This stated practice is in clear violation of the SJC ruling which says that congregations may not ELECT women, even with the approval of the Session, to serve as deaconesses who assist the male deacons. This is prohibited since it would reasonably lead many to mistakenly believe that an elected “deaconess” had the same status as an elected deacon (officer). Women may be appointed by the session to assist the deacons, but their installation must be sufficiently distinct from that used for ordained officers such that it would not lead a competent observer to conclude the woman had the same authority as a deacon who is ordained.

In summary, a minister is permitted to hold disparate views regarding women deacons but, until the BCO is changed, he must not teach such views and in practice must conform to the BCO and the rulings of the SJC that specifically address this subject. TE Wheatley can, of course, overture the Presbytery or the General Assembly to permit ordination of women deacons but we would not support such an overture.

SUMMARY OF SJC 2009-25 & 26 DECISION
(Cliffs Notes Version)
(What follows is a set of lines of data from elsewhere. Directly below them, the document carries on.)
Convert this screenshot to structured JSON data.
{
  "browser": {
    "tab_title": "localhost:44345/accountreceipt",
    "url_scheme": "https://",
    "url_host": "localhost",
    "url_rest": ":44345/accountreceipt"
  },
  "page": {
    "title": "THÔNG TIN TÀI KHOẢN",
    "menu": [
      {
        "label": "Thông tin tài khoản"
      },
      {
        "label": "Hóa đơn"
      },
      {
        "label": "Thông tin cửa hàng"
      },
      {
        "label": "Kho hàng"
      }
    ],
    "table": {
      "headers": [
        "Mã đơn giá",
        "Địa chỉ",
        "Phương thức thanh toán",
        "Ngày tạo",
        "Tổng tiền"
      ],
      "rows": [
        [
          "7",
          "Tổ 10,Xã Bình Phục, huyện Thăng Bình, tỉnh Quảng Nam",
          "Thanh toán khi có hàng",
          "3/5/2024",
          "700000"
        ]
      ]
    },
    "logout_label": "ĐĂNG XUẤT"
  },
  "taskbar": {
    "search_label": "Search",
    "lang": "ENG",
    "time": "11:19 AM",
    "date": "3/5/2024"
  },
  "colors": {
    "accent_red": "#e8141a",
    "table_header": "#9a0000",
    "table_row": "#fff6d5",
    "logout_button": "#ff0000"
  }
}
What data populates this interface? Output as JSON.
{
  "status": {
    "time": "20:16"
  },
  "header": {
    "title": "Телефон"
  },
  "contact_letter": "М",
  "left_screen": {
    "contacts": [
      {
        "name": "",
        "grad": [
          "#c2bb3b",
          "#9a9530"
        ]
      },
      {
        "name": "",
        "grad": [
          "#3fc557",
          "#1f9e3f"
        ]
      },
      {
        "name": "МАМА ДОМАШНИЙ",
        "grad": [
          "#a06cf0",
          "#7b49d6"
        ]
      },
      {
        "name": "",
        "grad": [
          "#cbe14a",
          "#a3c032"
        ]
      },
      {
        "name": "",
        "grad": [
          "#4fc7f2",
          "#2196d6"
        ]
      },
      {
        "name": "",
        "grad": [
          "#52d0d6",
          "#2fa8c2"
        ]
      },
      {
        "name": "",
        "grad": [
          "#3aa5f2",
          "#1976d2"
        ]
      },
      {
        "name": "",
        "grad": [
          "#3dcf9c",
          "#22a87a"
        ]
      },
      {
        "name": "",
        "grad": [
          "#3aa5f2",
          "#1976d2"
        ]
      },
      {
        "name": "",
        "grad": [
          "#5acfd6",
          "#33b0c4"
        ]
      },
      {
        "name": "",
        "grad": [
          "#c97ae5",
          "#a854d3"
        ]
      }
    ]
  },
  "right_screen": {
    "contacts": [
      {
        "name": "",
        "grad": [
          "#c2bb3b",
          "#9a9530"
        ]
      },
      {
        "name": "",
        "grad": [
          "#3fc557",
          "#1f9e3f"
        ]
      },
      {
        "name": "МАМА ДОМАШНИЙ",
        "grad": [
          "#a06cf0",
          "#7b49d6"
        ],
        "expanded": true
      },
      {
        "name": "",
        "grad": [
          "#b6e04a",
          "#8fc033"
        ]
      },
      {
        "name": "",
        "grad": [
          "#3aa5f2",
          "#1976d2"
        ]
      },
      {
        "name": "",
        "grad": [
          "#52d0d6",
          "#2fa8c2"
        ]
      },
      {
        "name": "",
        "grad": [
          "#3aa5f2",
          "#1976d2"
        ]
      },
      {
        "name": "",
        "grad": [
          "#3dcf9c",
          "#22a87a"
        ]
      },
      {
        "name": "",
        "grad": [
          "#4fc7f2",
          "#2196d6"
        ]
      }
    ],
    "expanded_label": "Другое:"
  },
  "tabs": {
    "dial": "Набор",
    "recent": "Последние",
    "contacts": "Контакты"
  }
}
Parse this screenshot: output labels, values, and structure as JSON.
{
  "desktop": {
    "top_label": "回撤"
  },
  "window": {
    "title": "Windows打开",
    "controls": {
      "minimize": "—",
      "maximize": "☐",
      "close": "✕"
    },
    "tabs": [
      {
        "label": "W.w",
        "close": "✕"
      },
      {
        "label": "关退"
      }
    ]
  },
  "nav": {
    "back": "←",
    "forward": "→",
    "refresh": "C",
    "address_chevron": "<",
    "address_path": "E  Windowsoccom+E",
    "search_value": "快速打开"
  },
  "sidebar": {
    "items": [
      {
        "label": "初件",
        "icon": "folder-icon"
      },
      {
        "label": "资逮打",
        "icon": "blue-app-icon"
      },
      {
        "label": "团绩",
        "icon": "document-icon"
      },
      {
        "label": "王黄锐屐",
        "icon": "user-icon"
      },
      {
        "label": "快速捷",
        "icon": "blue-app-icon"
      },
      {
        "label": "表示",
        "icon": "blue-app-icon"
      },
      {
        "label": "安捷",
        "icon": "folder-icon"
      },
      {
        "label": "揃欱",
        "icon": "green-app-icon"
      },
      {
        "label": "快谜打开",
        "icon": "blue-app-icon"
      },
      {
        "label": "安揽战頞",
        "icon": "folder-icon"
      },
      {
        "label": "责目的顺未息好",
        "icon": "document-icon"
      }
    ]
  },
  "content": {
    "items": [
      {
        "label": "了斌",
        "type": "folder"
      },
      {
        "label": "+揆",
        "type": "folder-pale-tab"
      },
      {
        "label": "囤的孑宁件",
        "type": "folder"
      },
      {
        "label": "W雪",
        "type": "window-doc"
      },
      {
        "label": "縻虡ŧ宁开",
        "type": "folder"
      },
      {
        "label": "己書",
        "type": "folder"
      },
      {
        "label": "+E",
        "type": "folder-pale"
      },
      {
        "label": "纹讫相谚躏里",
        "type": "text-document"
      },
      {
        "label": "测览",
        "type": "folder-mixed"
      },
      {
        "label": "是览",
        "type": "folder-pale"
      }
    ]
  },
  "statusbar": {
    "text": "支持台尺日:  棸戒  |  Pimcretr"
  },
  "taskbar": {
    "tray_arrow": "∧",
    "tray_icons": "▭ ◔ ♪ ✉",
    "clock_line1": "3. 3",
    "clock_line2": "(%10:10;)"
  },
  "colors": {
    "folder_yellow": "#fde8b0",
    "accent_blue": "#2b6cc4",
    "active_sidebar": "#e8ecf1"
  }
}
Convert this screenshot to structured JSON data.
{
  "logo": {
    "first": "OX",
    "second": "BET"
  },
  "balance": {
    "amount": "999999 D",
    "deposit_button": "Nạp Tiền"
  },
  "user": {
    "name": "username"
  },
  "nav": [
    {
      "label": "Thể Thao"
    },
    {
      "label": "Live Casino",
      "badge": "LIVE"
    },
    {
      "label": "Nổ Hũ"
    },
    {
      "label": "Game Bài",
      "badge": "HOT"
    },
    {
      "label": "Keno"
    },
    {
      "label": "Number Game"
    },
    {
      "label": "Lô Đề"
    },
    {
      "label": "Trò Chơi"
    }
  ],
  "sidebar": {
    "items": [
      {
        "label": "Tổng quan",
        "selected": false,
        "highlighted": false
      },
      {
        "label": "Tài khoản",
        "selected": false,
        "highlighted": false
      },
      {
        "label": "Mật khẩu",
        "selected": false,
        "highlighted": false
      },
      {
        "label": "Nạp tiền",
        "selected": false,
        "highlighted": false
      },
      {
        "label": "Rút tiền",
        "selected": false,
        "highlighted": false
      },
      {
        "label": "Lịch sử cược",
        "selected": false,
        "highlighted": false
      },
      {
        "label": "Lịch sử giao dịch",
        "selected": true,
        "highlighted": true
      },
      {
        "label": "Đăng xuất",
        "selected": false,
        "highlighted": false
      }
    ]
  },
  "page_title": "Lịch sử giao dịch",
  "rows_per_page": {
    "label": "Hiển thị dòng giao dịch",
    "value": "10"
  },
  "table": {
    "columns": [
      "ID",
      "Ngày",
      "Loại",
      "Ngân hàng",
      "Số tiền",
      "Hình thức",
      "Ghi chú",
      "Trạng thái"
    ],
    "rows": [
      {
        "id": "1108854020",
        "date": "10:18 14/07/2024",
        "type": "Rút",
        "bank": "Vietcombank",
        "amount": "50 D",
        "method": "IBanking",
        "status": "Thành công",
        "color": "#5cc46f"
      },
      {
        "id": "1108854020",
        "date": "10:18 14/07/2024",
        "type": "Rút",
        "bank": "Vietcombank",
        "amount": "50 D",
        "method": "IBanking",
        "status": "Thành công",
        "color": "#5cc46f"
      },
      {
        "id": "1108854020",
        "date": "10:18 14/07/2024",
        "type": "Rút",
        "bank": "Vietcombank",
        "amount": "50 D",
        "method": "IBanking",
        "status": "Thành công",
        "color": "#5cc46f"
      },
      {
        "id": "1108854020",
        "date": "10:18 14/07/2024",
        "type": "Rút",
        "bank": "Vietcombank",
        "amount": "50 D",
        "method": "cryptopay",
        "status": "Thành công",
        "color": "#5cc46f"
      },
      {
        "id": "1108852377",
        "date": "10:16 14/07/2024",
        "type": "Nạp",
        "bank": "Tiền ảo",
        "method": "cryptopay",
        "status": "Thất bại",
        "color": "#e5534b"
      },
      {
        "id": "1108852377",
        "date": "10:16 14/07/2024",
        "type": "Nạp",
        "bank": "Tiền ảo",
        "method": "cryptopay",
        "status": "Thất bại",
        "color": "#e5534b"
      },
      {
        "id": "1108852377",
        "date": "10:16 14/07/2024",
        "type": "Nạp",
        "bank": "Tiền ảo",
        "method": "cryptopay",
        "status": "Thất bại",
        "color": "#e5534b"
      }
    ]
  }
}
Appointed Deaconesses and Use of the term “Deaconess”
It is acceptable for a session to select and appoint women to assist the male deacons and to call them “deaconesses” but only if both of the following are true:

1. The title of “deaconess” would not lead a competent observer to conclude the woman had the same authority as a deacon who is ordained, and/or to conclude the word “deaconess” was being used essentially the same as the title deacon used for an ordained officer in the BCO, and

2. The use of the term “deaconess” for a non-ordained woman is made plain to the competent observer by employing a distinctive means of appointing such women, and by the way such women are publicly acknowledged in relation to the ordained officers in that church and in the PCA.

Elected Deaconesses
Congregations may not ELECT women, even with the approval of the Session, to serve as deaconesses who assist the male deacons since it would reasonably lead many to mistakenly believe that an elected “deaconess” had the same status as an elected deacon (officer).

Equal Partners
In churches where men are ordained as deacons and women serve as deaconesses without ordination, the women may not be equal partners (i.e. have equal authority) with the ordained men.

No Ordained deacons
It is acceptable for a church to have both men and women serve in diaconal ministry and to be described as “deacon” or “deaconess” though no one is ordained to this ministry. But, it would not be acceptable if any of the following is practiced:

1. The Session unilaterally institutes the practice, rather than the congregation voting to do so.
2. The congregation is asked to elect these men and women.
3. These men and women are said to be on a “diaconate” or occupy the “office of deacon”
4. The congregation is asked to promise something like that promised to deacons (BCO 24-6).
5. These men and women are commissioned or installed in a manner or in a service not sufficiently distinct from that used for ordained officers.
6. These men and women are afforded the right to vote on matters coming before the diaconate or board of deacons or hold the office of chairman or secretaty.

Note: This summary is not intended to replace each elder’s review of the SJC Concurring Opinion.

Sincerely yours,

Danville Presbyterian Church: Grace Presbyterian Church
TE David R. Brown TE Thomas Brown
RE David M. Brown RE Brian Eschen
RE Terry L. Thompson

Leave a Reply

Your email address will not be published. Required fields are marked *